~ FreeThinke

Ducky's here said...

I type quickly and don't proofread, Grammar Girl (aka freethinker) also I'm a pure left hander which makes spelling a little more difficult but I don't struggle with spatial relationships as you do.

But thanks Freethinker, you're a real prince.


Finntann - the issue is large scale deregulation not issues of regulation. We have watched Obummer do nothing about regulation.

Ducky's here said...

Let's help out the marine. He thinks he is extraordinary because he accumulated assets during a growing equity bubble. Let's inform him that is what happens in equity bubbles.

Then the bubble burst as all equity bubbles do. What's the freaking mystery.

You can point to years upon years of policies that inflated the bubble but this guy seems to believe some action by Obama deflated it. He's like the freaking fools at Lehman's who were betting the store that the housing market would never decline. Of course it did and it had nothing to do with Obama and everything to do with the problem we're in.

MK said...

If we could get just a few politicians in charge who refuse to bail out a few irresponsible financial institutions, that alone would set a good example to the rest to clean up their act.

Unfortunately much of the western world wants its various governments to 'help' with all sorts of crap, so we'll have to keep paying the price of the meddling we desire. Until we just can't pay anymore, that is.

Anonymous said...

Mr. Cain's apparently strong ties to the Federal Reserve are a huge black mark against him -- for me. The Fed is one of most potent enemies. Also his platform manner is too reminiscent of an old-time Tent Revival preacher for my tastes --- but no candidate is perfect. I do find him engaging and refreshing

Mitt is decent enough, but seems flat, wooden, dispassionate, unconvincing -- committed only to winning not to any potentially curative agenda.

Rick Perry has proved himself to be a dullard -- about as sharp as a mushroom in debate. It's time for the RNC to usher him quietly and politely out the door.

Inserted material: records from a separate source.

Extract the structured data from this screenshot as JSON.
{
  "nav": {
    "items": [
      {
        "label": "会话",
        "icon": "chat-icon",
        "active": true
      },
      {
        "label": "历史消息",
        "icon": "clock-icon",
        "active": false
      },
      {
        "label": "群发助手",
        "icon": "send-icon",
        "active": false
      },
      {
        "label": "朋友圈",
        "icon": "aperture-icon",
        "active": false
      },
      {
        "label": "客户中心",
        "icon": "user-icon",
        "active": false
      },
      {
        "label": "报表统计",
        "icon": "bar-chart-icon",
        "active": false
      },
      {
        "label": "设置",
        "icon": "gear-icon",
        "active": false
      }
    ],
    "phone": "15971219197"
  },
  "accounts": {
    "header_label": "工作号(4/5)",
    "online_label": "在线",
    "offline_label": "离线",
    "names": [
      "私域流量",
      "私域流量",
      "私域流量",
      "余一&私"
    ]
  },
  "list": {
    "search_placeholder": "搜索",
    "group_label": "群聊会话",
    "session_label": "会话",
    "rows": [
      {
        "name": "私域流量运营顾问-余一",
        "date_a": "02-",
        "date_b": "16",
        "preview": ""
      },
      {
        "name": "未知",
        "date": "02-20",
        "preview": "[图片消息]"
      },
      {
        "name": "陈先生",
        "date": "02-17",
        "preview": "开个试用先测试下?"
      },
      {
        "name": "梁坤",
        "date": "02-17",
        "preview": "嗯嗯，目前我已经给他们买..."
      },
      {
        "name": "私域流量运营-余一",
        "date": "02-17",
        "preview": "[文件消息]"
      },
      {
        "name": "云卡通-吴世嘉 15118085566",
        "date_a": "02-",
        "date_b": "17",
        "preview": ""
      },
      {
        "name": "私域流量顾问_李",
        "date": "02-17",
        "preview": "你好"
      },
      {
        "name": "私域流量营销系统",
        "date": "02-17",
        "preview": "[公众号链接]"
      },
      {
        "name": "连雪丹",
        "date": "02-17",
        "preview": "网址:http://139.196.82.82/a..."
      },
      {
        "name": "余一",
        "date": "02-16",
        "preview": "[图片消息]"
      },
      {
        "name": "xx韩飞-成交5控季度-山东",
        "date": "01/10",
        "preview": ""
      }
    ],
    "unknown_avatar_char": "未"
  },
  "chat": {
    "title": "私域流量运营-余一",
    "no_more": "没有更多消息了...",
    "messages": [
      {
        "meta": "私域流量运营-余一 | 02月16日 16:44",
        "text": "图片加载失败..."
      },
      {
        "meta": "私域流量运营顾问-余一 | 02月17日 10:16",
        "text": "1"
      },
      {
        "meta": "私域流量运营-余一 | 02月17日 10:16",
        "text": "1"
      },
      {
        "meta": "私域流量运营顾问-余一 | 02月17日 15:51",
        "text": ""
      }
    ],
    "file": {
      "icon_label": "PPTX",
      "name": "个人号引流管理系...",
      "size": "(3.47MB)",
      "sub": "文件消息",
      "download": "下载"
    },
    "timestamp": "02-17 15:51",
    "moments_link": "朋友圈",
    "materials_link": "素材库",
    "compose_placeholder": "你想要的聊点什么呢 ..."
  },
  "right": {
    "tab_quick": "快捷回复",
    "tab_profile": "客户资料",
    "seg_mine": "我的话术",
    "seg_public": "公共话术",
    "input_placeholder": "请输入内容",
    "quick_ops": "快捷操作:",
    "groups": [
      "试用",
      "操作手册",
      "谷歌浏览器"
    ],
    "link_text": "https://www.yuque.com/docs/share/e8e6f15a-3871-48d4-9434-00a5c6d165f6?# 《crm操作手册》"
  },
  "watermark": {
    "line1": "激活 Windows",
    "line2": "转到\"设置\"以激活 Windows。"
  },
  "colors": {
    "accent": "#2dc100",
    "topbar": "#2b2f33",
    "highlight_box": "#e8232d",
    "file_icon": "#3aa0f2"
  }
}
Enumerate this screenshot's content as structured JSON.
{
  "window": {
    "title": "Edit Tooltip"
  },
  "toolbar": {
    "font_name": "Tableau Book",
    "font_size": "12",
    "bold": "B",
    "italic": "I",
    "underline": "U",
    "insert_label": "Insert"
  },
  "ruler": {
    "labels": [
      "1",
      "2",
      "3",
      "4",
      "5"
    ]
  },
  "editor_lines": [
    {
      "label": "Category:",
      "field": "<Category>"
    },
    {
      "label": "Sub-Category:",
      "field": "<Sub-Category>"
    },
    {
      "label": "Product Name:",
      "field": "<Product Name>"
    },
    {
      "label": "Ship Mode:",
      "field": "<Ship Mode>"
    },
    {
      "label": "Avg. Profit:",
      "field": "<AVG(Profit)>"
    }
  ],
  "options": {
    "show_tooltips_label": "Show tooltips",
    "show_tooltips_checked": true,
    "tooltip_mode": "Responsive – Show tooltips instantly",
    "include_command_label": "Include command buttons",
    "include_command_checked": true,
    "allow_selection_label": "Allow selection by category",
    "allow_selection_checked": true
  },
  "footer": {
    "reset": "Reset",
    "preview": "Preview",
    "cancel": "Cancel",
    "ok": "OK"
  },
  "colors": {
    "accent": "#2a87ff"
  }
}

Bachmann is strident. Her delivery is monotonous, and she has an embarrassingly effeminate husband with too much public interest in homosexuality, even if he does claim to be able to "cure" it. [Talk about tosh, tarradiddle, stuff, nonsense, bullshit, baloney! and horsefeathers! WOO HOO!!]

Newt -- as someone wrote of Giuliani a few months ago -- too closely resembles an old wedding cake. It's all too clear his day is past. Besides, he has a plethora of powerful liberal friends with whom he's much too cozy, and has shown himself too many times to be anything-but a committed conservative. I think he's a New-World-Orderist- Bohemian-Grove type, myself.

Rick Santorum is sweet, kind, decent, and sincere, but but he's an obvious lightweight who's intellectually-challenged. [Absolutism on Right-to-Life issues GUARANTEES electoral loss, as does overt condemnation of homosexuality.]

Ron Paul is too old, too eccentric, too pointedly controversial, a bit schizoid, and frankly his thinking has too much depth ever to reach the "average" voter. Besides, Dr. Paul has been tarred with the brush of anti-Semitism. [It's not true, of course, but when certain quarters get down on you, you might as well fold your tent, pack up your belongings, put your tail between your legs, keep your head down, grit your teeth and head for home -- if they haven't yet burned it down.] Charges of anti-Semitism are like charges of Date-Rape or Child-Molestation. They don't have to be true to ruin you. You're as good as dead once such an accusation has been made -- thanks to leftist political activism of the Betty Friedanesque variety.

Who are the other Republican hopefuls? Gary Johnson? YAGOTTABEE KIDDING!!! I believe it says more about the unimpressive nature of the other candidates, if such there be, than it does about my aging memory.

So, where-of-where is The Knight in Shining Armor -- the Superman -- the Siegfried with BRAINS, a HEART, and a CONSCIENCE -- who could lead us out of this wilderness and back to "our" PROMISED LAND (as opposed to "the" Promised Land)?

Probably pulling levers behind a curtain in The LAND of OZ.

Wheeze in TRUBBLE, Pappy!

~ FreeThinke

Anonymous said...

Very sorry!

My last post was intended for the Herman Cain thread. If I could remove it from this one, I would.

Unfortunately, we live in a world where Stuff Happens!

~ FT